The elementary and secondary teaching force represents one of the largest occupational groups in the United States. One of Professor Ingersoll’s research projects explores the ways in which the demographics of this workforce have changed or remained stable in recent decades. The results show significant shifts in the makeup of the teaching force since the 1980s, yet even the most dramatic trends appear to have been little noticed by researchers, policymakers, and the public. Most notably, Professor Ingersoll’s study showed that the U.S. teaching force has become larger, older, less experienced, more female, more racially and ethnically diverse, and more unstable. Teachers have remained consistent in academic ability.
Professor Ingersoll published the results of this study in 2012 and has updated it as new waves of national data have been released, co-authoring these publications with doctoral students Lisa Merrill, Dan Stuckey, Greg Collins, and Brandon Harrison. A 2021 report in the journal Education Sciences is the most comprehensive to date. These articles and reports have been cited more than 1,000 times and downloaded more than 11,000 times from the University of Pennsylvania’s Scholarly Commons website.

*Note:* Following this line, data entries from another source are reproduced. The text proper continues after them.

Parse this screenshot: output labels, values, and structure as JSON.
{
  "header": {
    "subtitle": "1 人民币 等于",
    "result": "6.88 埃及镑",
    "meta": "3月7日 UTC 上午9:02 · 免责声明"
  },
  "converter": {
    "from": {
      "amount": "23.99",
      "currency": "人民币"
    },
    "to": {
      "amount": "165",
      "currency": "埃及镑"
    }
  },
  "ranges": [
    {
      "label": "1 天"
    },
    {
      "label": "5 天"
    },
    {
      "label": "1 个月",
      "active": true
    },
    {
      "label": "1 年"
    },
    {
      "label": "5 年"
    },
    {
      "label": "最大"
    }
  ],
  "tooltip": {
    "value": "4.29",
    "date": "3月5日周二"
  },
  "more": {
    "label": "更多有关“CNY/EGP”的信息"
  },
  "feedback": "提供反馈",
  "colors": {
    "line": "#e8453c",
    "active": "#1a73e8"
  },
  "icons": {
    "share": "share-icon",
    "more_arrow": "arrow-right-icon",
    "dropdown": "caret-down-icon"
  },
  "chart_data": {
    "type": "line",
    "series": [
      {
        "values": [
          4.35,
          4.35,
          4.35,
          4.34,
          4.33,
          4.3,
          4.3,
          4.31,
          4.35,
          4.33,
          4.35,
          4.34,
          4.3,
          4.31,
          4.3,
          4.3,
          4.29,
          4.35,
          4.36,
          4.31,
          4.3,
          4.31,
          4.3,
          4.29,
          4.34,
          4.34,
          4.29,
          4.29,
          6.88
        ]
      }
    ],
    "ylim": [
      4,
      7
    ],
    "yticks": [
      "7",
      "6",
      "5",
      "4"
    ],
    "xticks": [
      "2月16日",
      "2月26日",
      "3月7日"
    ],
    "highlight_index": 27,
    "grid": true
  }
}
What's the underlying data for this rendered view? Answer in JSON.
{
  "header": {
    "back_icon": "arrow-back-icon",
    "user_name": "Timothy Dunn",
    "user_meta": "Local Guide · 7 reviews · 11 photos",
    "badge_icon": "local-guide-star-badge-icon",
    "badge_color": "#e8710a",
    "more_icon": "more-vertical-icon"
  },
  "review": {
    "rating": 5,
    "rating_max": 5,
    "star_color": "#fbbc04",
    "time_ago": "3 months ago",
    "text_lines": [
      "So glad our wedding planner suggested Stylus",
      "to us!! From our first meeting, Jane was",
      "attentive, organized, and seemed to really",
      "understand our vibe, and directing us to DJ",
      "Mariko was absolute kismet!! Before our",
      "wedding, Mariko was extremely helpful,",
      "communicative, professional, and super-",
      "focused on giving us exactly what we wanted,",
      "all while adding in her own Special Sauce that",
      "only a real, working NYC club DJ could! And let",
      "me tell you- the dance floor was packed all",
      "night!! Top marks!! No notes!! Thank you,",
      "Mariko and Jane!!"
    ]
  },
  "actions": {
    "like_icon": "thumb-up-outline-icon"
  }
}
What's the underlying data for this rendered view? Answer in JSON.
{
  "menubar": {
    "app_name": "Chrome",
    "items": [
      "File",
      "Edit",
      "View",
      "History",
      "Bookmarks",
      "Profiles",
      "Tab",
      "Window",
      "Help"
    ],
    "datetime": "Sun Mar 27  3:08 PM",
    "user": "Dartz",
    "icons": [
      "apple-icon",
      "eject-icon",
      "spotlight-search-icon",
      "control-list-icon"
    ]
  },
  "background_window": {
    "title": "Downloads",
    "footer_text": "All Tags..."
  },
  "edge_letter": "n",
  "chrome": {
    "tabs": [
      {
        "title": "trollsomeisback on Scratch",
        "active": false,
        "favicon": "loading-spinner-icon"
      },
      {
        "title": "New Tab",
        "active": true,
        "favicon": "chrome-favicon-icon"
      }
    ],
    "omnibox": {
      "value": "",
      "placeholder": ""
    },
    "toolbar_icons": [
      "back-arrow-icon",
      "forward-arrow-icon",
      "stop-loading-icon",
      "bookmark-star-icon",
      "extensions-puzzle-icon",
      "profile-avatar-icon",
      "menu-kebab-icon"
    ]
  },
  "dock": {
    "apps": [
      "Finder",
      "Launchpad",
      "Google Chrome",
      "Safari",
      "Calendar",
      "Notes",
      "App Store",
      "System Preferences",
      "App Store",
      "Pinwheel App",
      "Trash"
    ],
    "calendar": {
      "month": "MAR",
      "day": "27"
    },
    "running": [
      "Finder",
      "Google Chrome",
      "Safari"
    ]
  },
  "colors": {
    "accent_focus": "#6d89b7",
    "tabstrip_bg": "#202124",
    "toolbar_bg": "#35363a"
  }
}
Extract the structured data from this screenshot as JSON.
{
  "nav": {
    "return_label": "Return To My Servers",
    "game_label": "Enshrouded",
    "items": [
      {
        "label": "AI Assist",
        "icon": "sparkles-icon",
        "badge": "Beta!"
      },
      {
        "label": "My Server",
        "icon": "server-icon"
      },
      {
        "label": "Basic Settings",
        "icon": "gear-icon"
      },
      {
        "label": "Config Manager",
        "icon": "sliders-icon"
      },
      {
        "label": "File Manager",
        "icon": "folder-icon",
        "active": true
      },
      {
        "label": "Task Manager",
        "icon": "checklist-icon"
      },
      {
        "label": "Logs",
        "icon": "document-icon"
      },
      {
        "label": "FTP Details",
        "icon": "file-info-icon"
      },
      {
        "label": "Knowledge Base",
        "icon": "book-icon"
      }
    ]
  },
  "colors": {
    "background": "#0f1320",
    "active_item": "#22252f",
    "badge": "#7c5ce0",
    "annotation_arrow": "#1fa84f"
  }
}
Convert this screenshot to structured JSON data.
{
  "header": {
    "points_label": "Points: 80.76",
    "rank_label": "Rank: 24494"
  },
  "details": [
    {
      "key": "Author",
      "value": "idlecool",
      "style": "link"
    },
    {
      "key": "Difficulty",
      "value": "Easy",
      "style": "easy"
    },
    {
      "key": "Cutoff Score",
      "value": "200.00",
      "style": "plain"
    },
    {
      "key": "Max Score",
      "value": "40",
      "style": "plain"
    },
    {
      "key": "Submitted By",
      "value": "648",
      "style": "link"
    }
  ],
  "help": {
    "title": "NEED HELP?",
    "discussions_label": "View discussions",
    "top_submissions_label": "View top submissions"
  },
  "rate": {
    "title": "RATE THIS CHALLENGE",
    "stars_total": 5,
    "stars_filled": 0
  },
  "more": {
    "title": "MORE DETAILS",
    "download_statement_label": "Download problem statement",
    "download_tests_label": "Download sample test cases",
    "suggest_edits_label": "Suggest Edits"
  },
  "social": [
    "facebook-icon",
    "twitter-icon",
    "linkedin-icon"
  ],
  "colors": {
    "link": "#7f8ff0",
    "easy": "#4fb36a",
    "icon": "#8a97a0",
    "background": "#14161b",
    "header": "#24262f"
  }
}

This research has been presented to a wide variety of audiences and has also attracted considerable media attention.